Work task: Give back the full set of entries exactly, keeping each line intact.

[App and web page records]

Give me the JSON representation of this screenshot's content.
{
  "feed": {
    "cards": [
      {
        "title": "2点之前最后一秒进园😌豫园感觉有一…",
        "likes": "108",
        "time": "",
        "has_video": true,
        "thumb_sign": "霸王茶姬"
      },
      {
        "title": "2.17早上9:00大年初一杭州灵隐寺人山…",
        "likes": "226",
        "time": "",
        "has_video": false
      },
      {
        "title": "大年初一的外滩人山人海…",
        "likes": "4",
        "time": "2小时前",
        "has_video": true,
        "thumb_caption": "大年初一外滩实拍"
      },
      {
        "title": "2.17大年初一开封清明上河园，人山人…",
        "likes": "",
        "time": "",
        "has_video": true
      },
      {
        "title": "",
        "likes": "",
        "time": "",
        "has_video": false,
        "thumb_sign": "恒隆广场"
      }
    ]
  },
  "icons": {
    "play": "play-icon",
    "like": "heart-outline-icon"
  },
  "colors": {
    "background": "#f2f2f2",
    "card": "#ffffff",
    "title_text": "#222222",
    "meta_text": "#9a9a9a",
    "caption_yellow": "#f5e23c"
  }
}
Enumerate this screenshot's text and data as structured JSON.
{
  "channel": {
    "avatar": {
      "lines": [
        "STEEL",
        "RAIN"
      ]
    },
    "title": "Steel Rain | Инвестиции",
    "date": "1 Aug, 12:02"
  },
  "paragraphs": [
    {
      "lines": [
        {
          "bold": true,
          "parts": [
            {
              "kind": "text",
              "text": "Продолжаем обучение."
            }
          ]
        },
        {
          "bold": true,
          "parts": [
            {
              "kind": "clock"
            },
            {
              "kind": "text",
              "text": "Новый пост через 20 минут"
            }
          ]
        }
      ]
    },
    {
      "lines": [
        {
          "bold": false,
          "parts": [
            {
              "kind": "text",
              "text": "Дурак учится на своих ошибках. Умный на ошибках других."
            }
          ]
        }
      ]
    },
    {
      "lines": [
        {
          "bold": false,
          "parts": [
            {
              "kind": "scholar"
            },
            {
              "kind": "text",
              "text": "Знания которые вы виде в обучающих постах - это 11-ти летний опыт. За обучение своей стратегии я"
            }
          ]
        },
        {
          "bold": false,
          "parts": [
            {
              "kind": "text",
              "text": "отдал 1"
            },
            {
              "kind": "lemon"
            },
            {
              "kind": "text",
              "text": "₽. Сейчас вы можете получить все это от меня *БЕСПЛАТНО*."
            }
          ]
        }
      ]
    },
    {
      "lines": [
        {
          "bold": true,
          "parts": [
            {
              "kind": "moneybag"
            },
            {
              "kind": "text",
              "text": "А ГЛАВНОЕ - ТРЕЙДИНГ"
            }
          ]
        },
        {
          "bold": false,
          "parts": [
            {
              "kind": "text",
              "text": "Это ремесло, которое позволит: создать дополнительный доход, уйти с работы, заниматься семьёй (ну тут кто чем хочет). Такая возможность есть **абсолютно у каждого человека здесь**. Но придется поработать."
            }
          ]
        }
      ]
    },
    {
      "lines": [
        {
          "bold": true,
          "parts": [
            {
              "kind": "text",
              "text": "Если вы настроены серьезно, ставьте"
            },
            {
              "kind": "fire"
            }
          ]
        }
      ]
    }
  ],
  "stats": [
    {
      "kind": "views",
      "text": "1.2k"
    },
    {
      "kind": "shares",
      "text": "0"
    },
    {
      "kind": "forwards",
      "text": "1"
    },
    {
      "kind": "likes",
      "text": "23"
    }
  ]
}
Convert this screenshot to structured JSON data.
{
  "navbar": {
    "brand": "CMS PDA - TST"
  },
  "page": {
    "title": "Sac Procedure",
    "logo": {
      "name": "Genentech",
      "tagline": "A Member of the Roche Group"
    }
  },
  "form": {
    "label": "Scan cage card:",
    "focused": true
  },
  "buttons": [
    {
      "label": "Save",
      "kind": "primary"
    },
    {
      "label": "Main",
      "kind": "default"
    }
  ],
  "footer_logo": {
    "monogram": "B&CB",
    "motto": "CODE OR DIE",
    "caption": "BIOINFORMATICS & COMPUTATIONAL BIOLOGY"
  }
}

Your response:
Give me the JSON representation of this screenshot's content.
{
  "feed": {
    "cards": [
      {
        "title": "2点之前最后一秒进园😌豫园感觉有一…",
        "likes": "108",
        "time": "",
        "has_video": true,
        "thumb_sign": "霸王茶姬"
      },
      {
        "title": "2.17早上9:00大年初一杭州灵隐寺人山…",
        "likes": "226",
        "time": "",
        "has_video": false
      },
      {
        "title": "大年初一的外滩人山人海…",
        "likes": "4",
        "time": "2小时前",
        "has_video": true,
        "thumb_caption": "大年初一外滩实拍"
      },
      {
        "title": "2.17大年初一开封清明上河园，人山人…",
        "likes": "",
        "time": "",
        "has_video": true
      },
      {
        "title": "",
        "likes": "",
        "time": "",
        "has_video": false,
        "thumb_sign": "恒隆广场"
      }
    ]
  },
  "icons": {
    "play": "play-icon",
    "like": "heart-outline-icon"
  },
  "colors": {
    "background": "#f2f2f2",
    "card": "#ffffff",
    "title_text": "#222222",
    "meta_text": "#9a9a9a",
    "caption_yellow": "#f5e23c"
  }
}
Enumerate this screenshot's text and data as structured JSON.
{
  "channel": {
    "avatar": {
      "lines": [
        "STEEL",
        "RAIN"
      ]
    },
    "title": "Steel Rain | Инвестиции",
    "date": "1 Aug, 12:02"
  },
  "paragraphs": [
    {
      "lines": [
        {
          "bold": true,
          "parts": [
            {
              "kind": "text",
              "text": "Продолжаем обучение."
            }
          ]
        },
        {
          "bold": true,
          "parts": [
            {
              "kind": "clock"
            },
            {
              "kind": "text",
              "text": "Новый пост через 20 минут"
            }
          ]
        }
      ]
    },
    {
      "lines": [
        {
          "bold": false,
          "parts": [
            {
              "kind": "text",
              "text": "Дурак учится на своих ошибках. Умный на ошибках других."
            }
          ]
        }
      ]
    },
    {
      "lines": [
        {
          "bold": false,
          "parts": [
            {
              "kind": "scholar"
            },
            {
              "kind": "text",
              "text": "Знания которые вы виде в обучающих постах - это 11-ти летний опыт. За обучение своей стратегии я"
            }
          ]
        },
        {
          "bold": false,
          "parts": [
            {
              "kind": "text",
              "text": "отдал 1"
            },
            {
              "kind": "lemon"
            },
            {
              "kind": "text",
              "text": "₽. Сейчас вы можете получить все это от меня *БЕСПЛАТНО*."
            }
          ]
        }
      ]
    },
    {
      "lines": [
        {
          "bold": true,
          "parts": [
            {
              "kind": "moneybag"
            },
            {
              "kind": "text",
              "text": "А ГЛАВНОЕ - ТРЕЙДИНГ"
            }
          ]
        },
        {
          "bold": false,
          "parts": [
            {
              "kind": "text",
              "text": "Это ремесло, которое позволит: создать дополнительный доход, уйти с работы, заниматься семьёй (ну тут кто чем хочет). Такая возможность есть **абсолютно у каждого человека здесь**. Но придется поработать."
            }
          ]
        }
      ]
    },
    {
      "lines": [
        {
          "bold": true,
          "parts": [
            {
              "kind": "text",
              "text": "Если вы настроены серьезно, ставьте"
            },
            {
              "kind": "fire"
            }
          ]
        }
      ]
    }
  ],
  "stats": [
    {
      "kind": "views",
      "text": "1.2k"
    },
    {
      "kind": "shares",
      "text": "0"
    },
    {
      "kind": "forwards",
      "text": "1"
    },
    {
      "kind": "likes",
      "text": "23"
    }
  ]
}
Convert this screenshot to structured JSON data.
{
  "navbar": {
    "brand": "CMS PDA - TST"
  },
  "page": {
    "title": "Sac Procedure",
    "logo": {
      "name": "Genentech",
      "tagline": "A Member of the Roche Group"
    }
  },
  "form": {
    "label": "Scan cage card:",
    "focused": true
  },
  "buttons": [
    {
      "label": "Save",
      "kind": "primary"
    },
    {
      "label": "Main",
      "kind": "default"
    }
  ],
  "footer_logo": {
    "monogram": "B&CB",
    "motto": "CODE OR DIE",
    "caption": "BIOINFORMATICS & COMPUTATIONAL BIOLOGY"
  }
}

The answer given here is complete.